S.44 – MCAP Act

H.R.99 – Health Insurance Industry Antitrust Enforcement Act of 2013

I oppose reforming current medical malpractice policy and wish to defeat S.44 and H.R.99

I support imposing a 3 year statute of limitations on medical malpractice lawsuits; imposing sanctions for frivolous lawsuits; limiting non-economic malpractice damages to $250,000 with a $500,000 cap per injury; requiring proof of malicious intent to award punitive damages; prohibiting a health care provider from being named as a party in a product liability or class action lawsuit for prescribing or dispensing an FDA-approved prescription drug, biological product, or medical device for an approved indication; providing for periodic payments of future damage awards, and wish to pass S.44

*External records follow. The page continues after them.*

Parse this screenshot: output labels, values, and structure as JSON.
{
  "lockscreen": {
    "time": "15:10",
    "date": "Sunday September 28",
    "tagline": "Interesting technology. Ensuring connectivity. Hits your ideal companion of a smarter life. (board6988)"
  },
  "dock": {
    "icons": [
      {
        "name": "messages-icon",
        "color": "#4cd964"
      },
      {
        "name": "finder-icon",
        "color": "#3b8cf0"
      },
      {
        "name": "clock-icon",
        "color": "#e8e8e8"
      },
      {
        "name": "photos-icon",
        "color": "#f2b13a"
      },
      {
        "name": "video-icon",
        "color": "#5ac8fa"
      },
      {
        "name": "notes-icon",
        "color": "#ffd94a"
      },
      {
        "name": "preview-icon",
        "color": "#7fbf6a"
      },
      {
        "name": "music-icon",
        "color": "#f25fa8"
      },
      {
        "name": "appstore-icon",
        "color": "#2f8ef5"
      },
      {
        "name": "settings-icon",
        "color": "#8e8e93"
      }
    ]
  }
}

I support requiring health and medical malpractice insurance insurers to be subject to our antitrust laws by: prohibiting health insurance issuers or issuers of medical malpractice insurance to engage in any form of price fixing, bid rigging, or market allocations in connection with the conduct of the business of providing health insurance coverage or coverage of medical malpractice claims or actions; amending such Act to provide that nothing in it shall modify, impair, or supersede the operation of any of the antitrust laws with respect to the business of health insurance; applies prohibitions against using unfair methods of competition to the business of health insurance without regard to whether such business is carried on for profit, and wish to pass H.R.99

 Posted by at 12:00 am